Records from a dataset —
···
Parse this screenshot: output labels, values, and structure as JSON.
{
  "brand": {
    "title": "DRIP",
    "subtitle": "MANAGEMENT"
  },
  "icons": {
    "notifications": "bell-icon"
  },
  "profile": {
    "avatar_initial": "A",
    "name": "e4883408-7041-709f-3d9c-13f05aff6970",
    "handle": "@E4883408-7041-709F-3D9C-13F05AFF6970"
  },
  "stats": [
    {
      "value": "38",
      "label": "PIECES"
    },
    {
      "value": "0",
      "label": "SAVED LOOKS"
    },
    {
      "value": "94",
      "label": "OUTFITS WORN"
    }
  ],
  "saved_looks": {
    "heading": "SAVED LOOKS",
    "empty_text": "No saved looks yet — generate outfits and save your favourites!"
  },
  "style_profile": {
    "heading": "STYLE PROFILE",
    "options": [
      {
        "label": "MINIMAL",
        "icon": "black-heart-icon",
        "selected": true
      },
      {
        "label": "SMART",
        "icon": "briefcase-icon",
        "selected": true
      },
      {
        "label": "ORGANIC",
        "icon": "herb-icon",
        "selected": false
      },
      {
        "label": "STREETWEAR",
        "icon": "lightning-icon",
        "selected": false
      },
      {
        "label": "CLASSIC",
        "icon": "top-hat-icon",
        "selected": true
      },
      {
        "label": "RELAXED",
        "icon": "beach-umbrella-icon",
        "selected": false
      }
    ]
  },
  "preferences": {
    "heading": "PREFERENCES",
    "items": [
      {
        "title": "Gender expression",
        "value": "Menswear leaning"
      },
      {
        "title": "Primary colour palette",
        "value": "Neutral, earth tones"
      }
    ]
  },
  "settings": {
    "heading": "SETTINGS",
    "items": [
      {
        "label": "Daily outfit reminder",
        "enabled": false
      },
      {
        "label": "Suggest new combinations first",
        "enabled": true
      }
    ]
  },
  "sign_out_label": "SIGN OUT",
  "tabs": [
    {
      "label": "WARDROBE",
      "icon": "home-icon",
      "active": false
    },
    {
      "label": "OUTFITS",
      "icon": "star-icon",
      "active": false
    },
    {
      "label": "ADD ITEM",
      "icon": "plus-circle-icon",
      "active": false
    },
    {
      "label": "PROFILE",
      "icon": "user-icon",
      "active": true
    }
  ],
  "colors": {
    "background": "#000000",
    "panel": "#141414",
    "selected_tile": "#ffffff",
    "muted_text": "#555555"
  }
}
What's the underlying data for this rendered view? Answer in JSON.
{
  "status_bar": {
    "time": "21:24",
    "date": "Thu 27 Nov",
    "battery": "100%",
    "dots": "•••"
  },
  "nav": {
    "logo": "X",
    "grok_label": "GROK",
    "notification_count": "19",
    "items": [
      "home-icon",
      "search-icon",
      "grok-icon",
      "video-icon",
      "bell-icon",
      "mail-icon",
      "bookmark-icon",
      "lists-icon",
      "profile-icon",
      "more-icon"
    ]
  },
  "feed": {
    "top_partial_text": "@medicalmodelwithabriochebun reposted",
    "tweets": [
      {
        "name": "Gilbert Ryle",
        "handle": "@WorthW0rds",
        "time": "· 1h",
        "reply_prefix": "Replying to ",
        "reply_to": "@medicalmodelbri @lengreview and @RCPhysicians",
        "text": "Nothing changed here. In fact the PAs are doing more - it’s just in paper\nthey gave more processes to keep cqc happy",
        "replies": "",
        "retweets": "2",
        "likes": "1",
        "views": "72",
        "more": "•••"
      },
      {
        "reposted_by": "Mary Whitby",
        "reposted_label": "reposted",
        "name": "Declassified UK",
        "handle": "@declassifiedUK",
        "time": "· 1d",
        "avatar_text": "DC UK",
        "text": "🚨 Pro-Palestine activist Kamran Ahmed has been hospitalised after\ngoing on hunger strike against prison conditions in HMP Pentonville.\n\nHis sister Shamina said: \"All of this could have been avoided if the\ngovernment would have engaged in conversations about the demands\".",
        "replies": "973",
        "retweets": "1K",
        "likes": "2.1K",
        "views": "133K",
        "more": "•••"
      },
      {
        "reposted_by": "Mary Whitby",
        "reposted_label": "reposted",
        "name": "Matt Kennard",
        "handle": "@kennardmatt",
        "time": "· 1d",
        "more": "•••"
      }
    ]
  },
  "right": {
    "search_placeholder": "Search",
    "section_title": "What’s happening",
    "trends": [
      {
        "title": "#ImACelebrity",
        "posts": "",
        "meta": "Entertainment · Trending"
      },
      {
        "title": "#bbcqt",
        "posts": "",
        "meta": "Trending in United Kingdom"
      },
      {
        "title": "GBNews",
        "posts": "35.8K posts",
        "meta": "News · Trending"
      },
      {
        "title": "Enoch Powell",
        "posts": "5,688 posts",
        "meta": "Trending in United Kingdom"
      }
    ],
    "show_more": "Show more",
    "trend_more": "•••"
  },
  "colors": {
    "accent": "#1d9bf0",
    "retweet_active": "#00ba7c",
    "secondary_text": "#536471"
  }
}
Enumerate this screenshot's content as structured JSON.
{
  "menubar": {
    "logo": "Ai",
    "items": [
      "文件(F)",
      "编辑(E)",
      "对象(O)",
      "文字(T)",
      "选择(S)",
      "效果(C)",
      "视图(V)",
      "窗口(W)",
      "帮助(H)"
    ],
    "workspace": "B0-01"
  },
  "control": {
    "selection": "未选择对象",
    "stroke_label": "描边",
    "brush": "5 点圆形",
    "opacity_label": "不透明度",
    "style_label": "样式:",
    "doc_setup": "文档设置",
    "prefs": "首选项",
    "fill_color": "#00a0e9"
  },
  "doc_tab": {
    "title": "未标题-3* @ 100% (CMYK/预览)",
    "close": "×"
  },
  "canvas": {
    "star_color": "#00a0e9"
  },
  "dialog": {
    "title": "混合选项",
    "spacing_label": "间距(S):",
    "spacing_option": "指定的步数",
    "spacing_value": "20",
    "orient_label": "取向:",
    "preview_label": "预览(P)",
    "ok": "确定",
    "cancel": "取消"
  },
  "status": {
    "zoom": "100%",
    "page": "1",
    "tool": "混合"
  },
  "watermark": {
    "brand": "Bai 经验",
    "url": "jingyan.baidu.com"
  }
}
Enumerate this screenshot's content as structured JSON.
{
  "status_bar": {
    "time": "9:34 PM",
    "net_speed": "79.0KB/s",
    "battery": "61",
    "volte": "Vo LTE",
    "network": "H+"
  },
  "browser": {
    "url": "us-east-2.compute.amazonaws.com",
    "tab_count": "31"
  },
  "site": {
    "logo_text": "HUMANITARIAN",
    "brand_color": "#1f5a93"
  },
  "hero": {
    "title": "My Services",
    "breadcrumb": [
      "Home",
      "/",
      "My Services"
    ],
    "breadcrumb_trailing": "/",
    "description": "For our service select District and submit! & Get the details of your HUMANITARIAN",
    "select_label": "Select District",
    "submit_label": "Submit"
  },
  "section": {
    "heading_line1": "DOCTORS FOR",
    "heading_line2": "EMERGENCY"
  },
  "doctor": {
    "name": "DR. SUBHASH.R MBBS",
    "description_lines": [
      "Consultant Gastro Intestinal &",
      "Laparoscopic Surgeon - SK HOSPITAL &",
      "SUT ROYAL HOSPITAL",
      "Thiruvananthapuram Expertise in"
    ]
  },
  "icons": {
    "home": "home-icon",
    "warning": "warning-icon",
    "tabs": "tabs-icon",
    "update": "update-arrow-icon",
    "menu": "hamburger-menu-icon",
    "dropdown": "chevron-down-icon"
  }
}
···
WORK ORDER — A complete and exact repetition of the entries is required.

RESPONSE AREA —
Parse this screenshot: output labels, values, and structure as JSON.
{
  "brand": {
    "title": "DRIP",
    "subtitle": "MANAGEMENT"
  },
  "icons": {
    "notifications": "bell-icon"
  },
  "profile": {
    "avatar_initial": "A",
    "name": "e4883408-7041-709f-3d9c-13f05aff6970",
    "handle": "@E4883408-7041-709F-3D9C-13F05AFF6970"
  },
  "stats": [
    {
      "value": "38",
      "label": "PIECES"
    },
    {
      "value": "0",
      "label": "SAVED LOOKS"
    },
    {
      "value": "94",
      "label": "OUTFITS WORN"
    }
  ],
  "saved_looks": {
    "heading": "SAVED LOOKS",
    "empty_text": "No saved looks yet — generate outfits and save your favourites!"
  },
  "style_profile": {
    "heading": "STYLE PROFILE",
    "options": [
      {
        "label": "MINIMAL",
        "icon": "black-heart-icon",
        "selected": true
      },
      {
        "label": "SMART",
        "icon": "briefcase-icon",
        "selected": true
      },
      {
        "label": "ORGANIC",
        "icon": "herb-icon",
        "selected": false
      },
      {
        "label": "STREETWEAR",
        "icon": "lightning-icon",
        "selected": false
      },
      {
        "label": "CLASSIC",
        "icon": "top-hat-icon",
        "selected": true
      },
      {
        "label": "RELAXED",
        "icon": "beach-umbrella-icon",
        "selected": false
      }
    ]
  },
  "preferences": {
    "heading": "PREFERENCES",
    "items": [
      {
        "title": "Gender expression",
        "value": "Menswear leaning"
      },
      {
        "title": "Primary colour palette",
        "value": "Neutral, earth tones"
      }
    ]
  },
  "settings": {
    "heading": "SETTINGS",
    "items": [
      {
        "label": "Daily outfit reminder",
        "enabled": false
      },
      {
        "label": "Suggest new combinations first",
        "enabled": true
      }
    ]
  },
  "sign_out_label": "SIGN OUT",
  "tabs": [
    {
      "label": "WARDROBE",
      "icon": "home-icon",
      "active": false
    },
    {
      "label": "OUTFITS",
      "icon": "star-icon",
      "active": false
    },
    {
      "label": "ADD ITEM",
      "icon": "plus-circle-icon",
      "active": false
    },
    {
      "label": "PROFILE",
      "icon": "user-icon",
      "active": true
    }
  ],
  "colors": {
    "background": "#000000",
    "panel": "#141414",
    "selected_tile": "#ffffff",
    "muted_text": "#555555"
  }
}
What's the underlying data for this rendered view? Answer in JSON.
{
  "status_bar": {
    "time": "21:24",
    "date": "Thu 27 Nov",
    "battery": "100%",
    "dots": "•••"
  },
  "nav": {
    "logo": "X",
    "grok_label": "GROK",
    "notification_count": "19",
    "items": [
      "home-icon",
      "search-icon",
      "grok-icon",
      "video-icon",
      "bell-icon",
      "mail-icon",
      "bookmark-icon",
      "lists-icon",
      "profile-icon",
      "more-icon"
    ]
  },
  "feed": {
    "top_partial_text": "@medicalmodelwithabriochebun reposted",
    "tweets": [
      {
        "name": "Gilbert Ryle",
        "handle": "@WorthW0rds",
        "time": "· 1h",
        "reply_prefix": "Replying to ",
        "reply_to": "@medicalmodelbri @lengreview and @RCPhysicians",
        "text": "Nothing changed here. In fact the PAs are doing more - it’s just in paper\nthey gave more processes to keep cqc happy",
        "replies": "",
        "retweets": "2",
        "likes": "1",
        "views": "72",
        "more": "•••"
      },
      {
        "reposted_by": "Mary Whitby",
        "reposted_label": "reposted",
        "name": "Declassified UK",
        "handle": "@declassifiedUK",
        "time": "· 1d",
        "avatar_text": "DC UK",
        "text": "🚨 Pro-Palestine activist Kamran Ahmed has been hospitalised after\ngoing on hunger strike against prison conditions in HMP Pentonville.\n\nHis sister Shamina said: \"All of this could have been avoided if the\ngovernment would have engaged in conversations about the demands\".",
        "replies": "973",
        "retweets": "1K",
        "likes": "2.1K",
        "views": "133K",
        "more": "•••"
      },
      {
        "reposted_by": "Mary Whitby",
        "reposted_label": "reposted",
        "name": "Matt Kennard",
        "handle": "@kennardmatt",
        "time": "· 1d",
        "more": "•••"
      }
    ]
  },
  "right": {
    "search_placeholder": "Search",
    "section_title": "What’s happening",
    "trends": [
      {
        "title": "#ImACelebrity",
        "posts": "",
        "meta": "Entertainment · Trending"
      },
      {
        "title": "#bbcqt",
        "posts": "",
        "meta": "Trending in United Kingdom"
      },
      {
        "title": "GBNews",
        "posts": "35.8K posts",
        "meta": "News · Trending"
      },
      {
        "title": "Enoch Powell",
        "posts": "5,688 posts",
        "meta": "Trending in United Kingdom"
      }
    ],
    "show_more": "Show more",
    "trend_more": "•••"
  },
  "colors": {
    "accent": "#1d9bf0",
    "retweet_active": "#00ba7c",
    "secondary_text": "#536471"
  }
}
Enumerate this screenshot's content as structured JSON.
{
  "menubar": {
    "logo": "Ai",
    "items": [
      "文件(F)",
      "编辑(E)",
      "对象(O)",
      "文字(T)",
      "选择(S)",
      "效果(C)",
      "视图(V)",
      "窗口(W)",
      "帮助(H)"
    ],
    "workspace": "B0-01"
  },
  "control": {
    "selection": "未选择对象",
    "stroke_label": "描边",
    "brush": "5 点圆形",
    "opacity_label": "不透明度",
    "style_label": "样式:",
    "doc_setup": "文档设置",
    "prefs": "首选项",
    "fill_color": "#00a0e9"
  },
  "doc_tab": {
    "title": "未标题-3* @ 100% (CMYK/预览)",
    "close": "×"
  },
  "canvas": {
    "star_color": "#00a0e9"
  },
  "dialog": {
    "title": "混合选项",
    "spacing_label": "间距(S):",
    "spacing_option": "指定的步数",
    "spacing_value": "20",
    "orient_label": "取向:",
    "preview_label": "预览(P)",
    "ok": "确定",
    "cancel": "取消"
  },
  "status": {
    "zoom": "100%",
    "page": "1",
    "tool": "混合"
  },
  "watermark": {
    "brand": "Bai 经验",
    "url": "jingyan.baidu.com"
  }
}
Enumerate this screenshot's content as structured JSON.
{
  "status_bar": {
    "time": "9:34 PM",
    "net_speed": "79.0KB/s",
    "battery": "61",
    "volte": "Vo LTE",
    "network": "H+"
  },
  "browser": {
    "url": "us-east-2.compute.amazonaws.com",
    "tab_count": "31"
  },
  "site": {
    "logo_text": "HUMANITARIAN",
    "brand_color": "#1f5a93"
  },
  "hero": {
    "title": "My Services",
    "breadcrumb": [
      "Home",
      "/",
      "My Services"
    ],
    "breadcrumb_trailing": "/",
    "description": "For our service select District and submit! & Get the details of your HUMANITARIAN",
    "select_label": "Select District",
    "submit_label": "Submit"
  },
  "section": {
    "heading_line1": "DOCTORS FOR",
    "heading_line2": "EMERGENCY"
  },
  "doctor": {
    "name": "DR. SUBHASH.R MBBS",
    "description_lines": [
      "Consultant Gastro Intestinal &",
      "Laparoscopic Surgeon - SK HOSPITAL &",
      "SUT ROYAL HOSPITAL",
      "Thiruvananthapuram Expertise in"
    ]
  },
  "icons": {
    "home": "home-icon",
    "warning": "warning-icon",
    "tabs": "tabs-icon",
    "update": "update-arrow-icon",
    "menu": "hamburger-menu-icon",
    "dropdown": "chevron-down-icon"
  }
}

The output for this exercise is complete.